Distribution. Indian Ocean (type locality, Pallas 1766), Indonesia ( van Pesch 1914); Singapore ( Pax & Muller 1955); Madagascar (present study).

Genus Cirrhipathes de Blainville, 1834 

Cirrhipathes  was established amongst antipatharians by de Blainville (1834). It is characterized by unbranched and unpinnulated corallums, with polyps irregularly found on all sides of the stem. The colonies can be straight, slightly to highly contorted, curved, coiled or forming spirals. The spines on the skeleton are not arranged in verticils ( Brook 1889; Bo et al. 2009; Wagner 2015a). They can be variously papillose and may be knobbed or lobed at the apex. This genus currently encompasses 16 nominal species, of which four type specimens are lost or missing, including the type of Cirrhipathes spiralis ( Linnaeus, 1758)  . All species have been described from the Indian and Pacific Oceans, except Cirrhipathes secchini Echeverria, 2002  from the SW Atlantic. However, a redescription of the type material is needed for the latter as it might be related to the genus Stichopathes  rather than Cirrhipathes  due to the arrangement of the polyps and the occurrence of secondary spines.

Kingdom

Animalia

Phylum

Cnidaria

Class

Anthozoa

Order

Antipatharia

Family

Antipathidae

Genus

Arachnopathes

Loc

Arachnopathes ericoides ( Pallas, 1766 )

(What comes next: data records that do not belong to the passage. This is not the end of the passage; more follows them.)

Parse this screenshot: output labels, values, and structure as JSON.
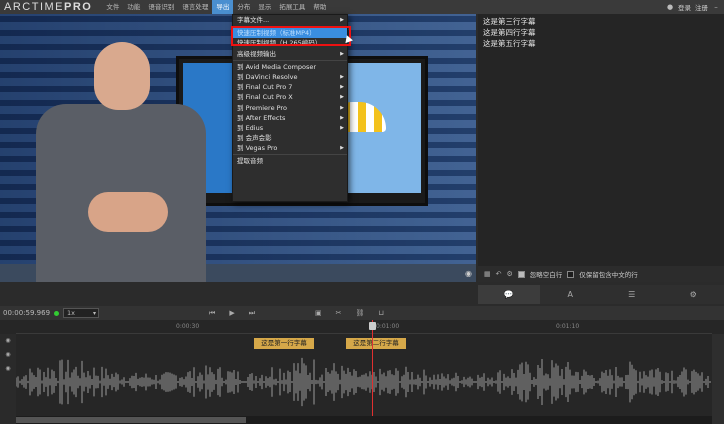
{
  "app": {
    "logo_part1": "ARCTIME",
    "logo_part2": "PRO"
  },
  "menubar": {
    "items": [
      "文件",
      "功能",
      "语音识别",
      "语言处理",
      "导出",
      "分布",
      "显示",
      "拓展工具",
      "帮助"
    ],
    "active_index": 4,
    "login": "登录",
    "register": "注册"
  },
  "export_menu": {
    "items": [
      {
        "label": "字幕文件...",
        "submenu": true
      },
      {
        "label": "快速压制视频（标准MP4）",
        "submenu": false,
        "highlight": true
      },
      {
        "label": "快速压制视频（H.265编码）",
        "submenu": false
      },
      {
        "label": "高级视频输出",
        "submenu": true
      },
      {
        "label": "到 Avid Media Composer",
        "submenu": false
      },
      {
        "label": "到 DaVinci Resolve",
        "submenu": true
      },
      {
        "label": "到 Final Cut Pro 7",
        "submenu": true
      },
      {
        "label": "到 Final Cut Pro X",
        "submenu": true
      },
      {
        "label": "到 Premiere Pro",
        "submenu": true
      },
      {
        "label": "到 After Effects",
        "submenu": true
      },
      {
        "label": "到 Edius",
        "submenu": true
      },
      {
        "label": "到 会声会影",
        "submenu": false
      },
      {
        "label": "到 Vegas Pro",
        "submenu": true
      },
      {
        "label": "提取音频",
        "submenu": false
      }
    ]
  },
  "subtitle_list": {
    "lines": [
      "这是第三行字幕",
      "这是第四行字幕",
      "这是第五行字幕"
    ],
    "option_ignore_empty": "忽略空白行",
    "option_keep_chinese": "仅保留包含中文的行"
  },
  "transport": {
    "timecode": "00:00:59.969",
    "speed": "1x"
  },
  "timeline": {
    "ticks": [
      "0:00:30",
      "0:01:00",
      "0:01:10"
    ],
    "subtitle_blocks": [
      "这是第一行字幕",
      "这是第二行字幕"
    ]
  }
}
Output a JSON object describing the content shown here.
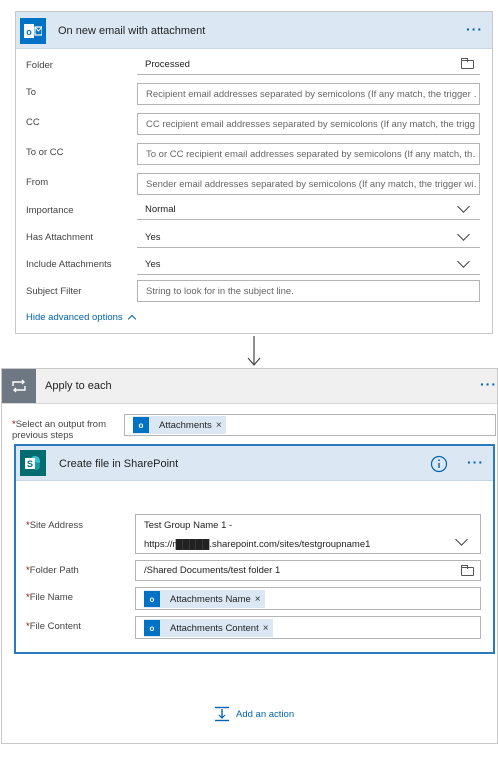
{
  "trigger": {
    "title": "On new email with attachment",
    "more_icon": "more-dots-icon",
    "fields": [
      {
        "label": "Folder",
        "value": "Processed"
      },
      {
        "label": "To",
        "placeholder": "Recipient email addresses separated by semicolons (If any match, the trigger …"
      },
      {
        "label": "CC",
        "placeholder": "CC recipient email addresses separated by semicolons (If any match, the trigg…"
      },
      {
        "label": "To or CC",
        "placeholder": "To or CC recipient email addresses separated by semicolons (If any match, th…"
      },
      {
        "label": "From",
        "placeholder": "Sender email addresses separated by semicolons (If any match, the trigger wi…"
      },
      {
        "label": "Importance",
        "value": "Normal"
      },
      {
        "label": "Has Attachment",
        "value": "Yes"
      },
      {
        "label": "Include Attachments",
        "value": "Yes"
      },
      {
        "label": "Subject Filter",
        "placeholder": "String to look for in the subject line."
      }
    ],
    "hide_advanced": "Hide advanced options"
  },
  "apply_each": {
    "title": "Apply to each",
    "select_label": "Select an output from previous steps",
    "required_mark": "*",
    "token": "Attachments"
  },
  "sharepoint": {
    "title": "Create file in SharePoint",
    "fields": [
      {
        "label": "Site Address",
        "value_line1": "Test Group Name 1 -",
        "value_line2": "https://r█████.sharepoint.com/sites/testgroupname1"
      },
      {
        "label": "Folder Path",
        "value": "/Shared Documents/test folder 1"
      },
      {
        "label": "File Name",
        "token": "Attachments Name"
      },
      {
        "label": "File Content",
        "token": "Attachments Content"
      }
    ]
  },
  "add_action": "Add an action",
  "colors": {
    "accent": "#0072c6",
    "header_bg": "#dbe8f4",
    "sharepoint": "#036c70",
    "loop": "#6d7883"
  }
}
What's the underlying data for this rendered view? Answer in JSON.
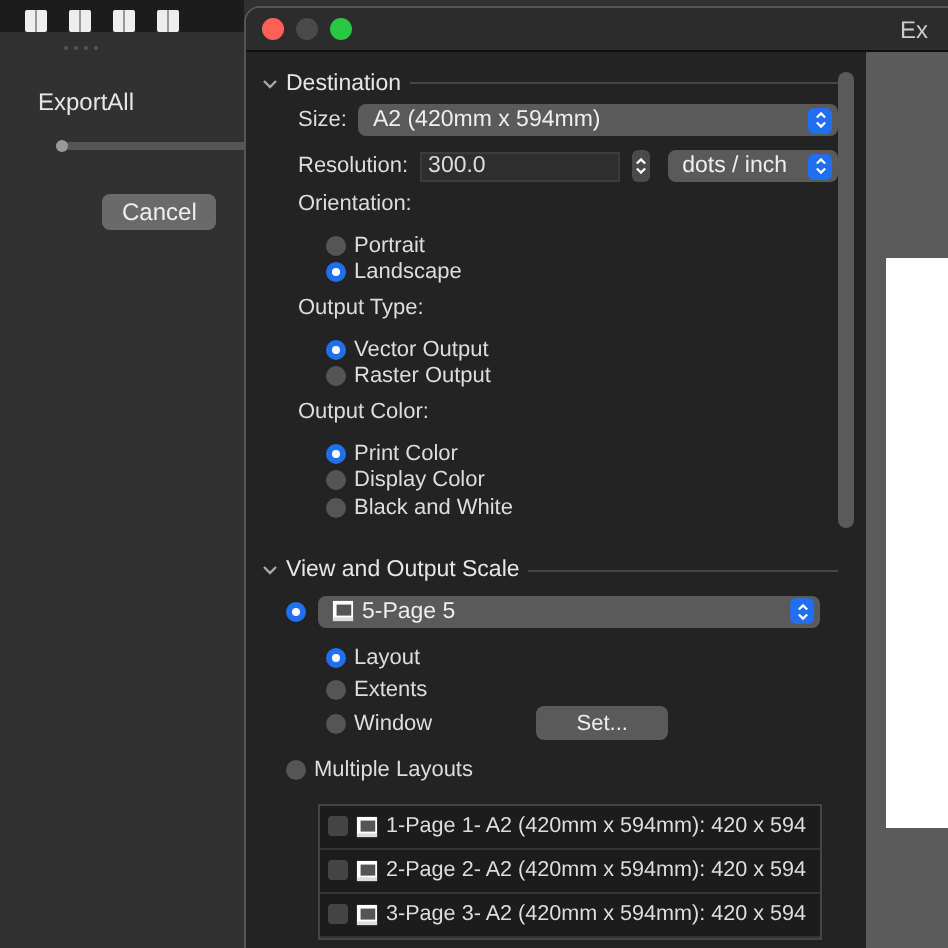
{
  "left_panel": {
    "title": "ExportAll",
    "progress": {
      "level": 0.0
    },
    "cancel_button": "Cancel"
  },
  "dialog": {
    "title": "Ex",
    "destination": {
      "heading": "Destination",
      "expanded": true,
      "size_label": "Size:",
      "size_value": "A2 (420mm x 594mm)",
      "resolution_label": "Resolution:",
      "resolution_value": "300.0",
      "unit_value": "dots / inch",
      "groups": [
        {
          "label": "Orientation:",
          "options": [
            {
              "label": "Portrait",
              "selected": false
            },
            {
              "label": "Landscape",
              "selected": true
            }
          ]
        },
        {
          "label": "Output Type:",
          "options": [
            {
              "label": "Vector Output",
              "selected": true
            },
            {
              "label": "Raster Output",
              "selected": false
            }
          ]
        },
        {
          "label": "Output Color:",
          "options": [
            {
              "label": "Print Color",
              "selected": true
            },
            {
              "label": "Display Color",
              "selected": false
            },
            {
              "label": "Black and White",
              "selected": false
            }
          ]
        }
      ]
    },
    "view_scale": {
      "heading": "View and Output Scale",
      "expanded": true,
      "single": {
        "selected": true,
        "layout": "5-Page 5",
        "options": [
          {
            "label": "Layout",
            "selected": true
          },
          {
            "label": "Extents",
            "selected": false
          },
          {
            "label": "Window",
            "selected": false,
            "button": "Set..."
          }
        ]
      },
      "multiple": {
        "label": "Multiple Layouts",
        "selected": false,
        "layouts": [
          {
            "label": "1-Page 1- A2 (420mm x 594mm): 420 x 594",
            "checked": false
          },
          {
            "label": "2-Page 2- A2 (420mm x 594mm): 420 x 594",
            "checked": false
          },
          {
            "label": "3-Page 3- A2 (420mm x 594mm): 420 x 594",
            "checked": false
          }
        ]
      }
    }
  }
}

Terrana, Lucas, Bo, Marzia, Opresko, Dennis M. & Eeckhaut, Igor 2020
2020
Loc

Euantipathes ericoides

van Pesch 1914: 82
1914
Loc

Arachnopathes ericoides

Milne-Edwards & Haime 1857: 320
1857
Loc

Antipathes ericoides

Pallas 1766: 208
1766